Read our Report

Location Intelligence: The Data-Driven Paradigm Shift

Learn how organizations can use location data more effectively and transition from collecting location data coordinates to achieving location intelligence..

Location intelligence and retail site selection

One other popular use case for location intelligence is site selection. The site selection process involves assessing the suitability of potential retail locations and developing a financial model around a potential new branch, store, or restaurant.

Site selection calls for a rich body of mobility data that describes what demographic groups are frequenting a particular area and when. That is only a small piece of the overall picture, however.

Location intelligence can also give you a detailed picture of each potential site, including the parcel size, visibility to the street, the availability of parking, and even the history of the property including previous tenants and investors.

Geospatial data can also inform you about the socially relevant boundaries that might make a particular location more or less attractive.

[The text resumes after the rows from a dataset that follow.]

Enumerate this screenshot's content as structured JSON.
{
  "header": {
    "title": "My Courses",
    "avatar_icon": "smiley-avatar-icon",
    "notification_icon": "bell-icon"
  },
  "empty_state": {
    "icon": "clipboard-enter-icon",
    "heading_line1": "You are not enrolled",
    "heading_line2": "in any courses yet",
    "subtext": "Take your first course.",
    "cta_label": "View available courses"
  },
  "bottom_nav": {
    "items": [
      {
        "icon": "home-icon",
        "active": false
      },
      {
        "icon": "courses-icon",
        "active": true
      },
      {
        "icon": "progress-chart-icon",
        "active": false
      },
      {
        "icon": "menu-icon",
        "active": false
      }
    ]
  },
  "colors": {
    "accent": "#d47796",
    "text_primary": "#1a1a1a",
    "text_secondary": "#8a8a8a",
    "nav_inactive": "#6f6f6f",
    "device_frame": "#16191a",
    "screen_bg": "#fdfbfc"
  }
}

Location intelligence helps to clearly define and display catchment areas, map out potential competitors, and forecast growth or demographic changes within an area of interest.

You can track the short-term impacts due to weather events or road construction and layer them on to longer-term changes to a location’s surroundings. This way,  retail businesses can better predict trends (e.g. gentrification or decline, increases in crime, etc.) that may impact future store performance.

The Precisely Data Integrity Suite helps organizations improve their enterprise location intelligence maturity by turning data into actionable insights using highly flexible and scalable location data management and spatial analytics. Precisely provides clients with powerful tools that open up new possibilities for gaining insights to achieve better business outcomes.

To learn how to use location data more effectively and transition from collecting location coordinates to achieving location intelligence, download the Forbes Insights report: Location Intelligence: The Data-Driven Paradigm Shift

Frequently asked questions

  • What is location intelligence?

Location intelligence is a set of technologies that inform confident decisions and better business outcomes by leveraging location to add context to data. It unlocks your data’s hidden potential and reveals critical context, whether through spatial analytics or data enrichment, so you can trust your data for confident decision-making.

  • Who uses location intelligence? 

A wide range of industries and organizations use location intelligence. Insurance companies, for example, use it to assess risk, prevent fraud, and improve service levels. Retailers use it to refine site selection. Government agencies use location intelligence for urban planning, environmental monitoring, and emergency response. Telcos use it to plan network coverage, and marketers across all industries use it to better understand and reach customers and prospects with targeted messages.

  • How can I ensure the most effective use of location intelligence?

Location intelligence starts with data, so you’ll need to make sure your analyses are built on data that’s accurate, consistent, and full of rich context. You can enrich your data with over 9000 attributes across 400 datasets from Precisely to ensure they your location intelligence tools return the data-driven insights you can trust.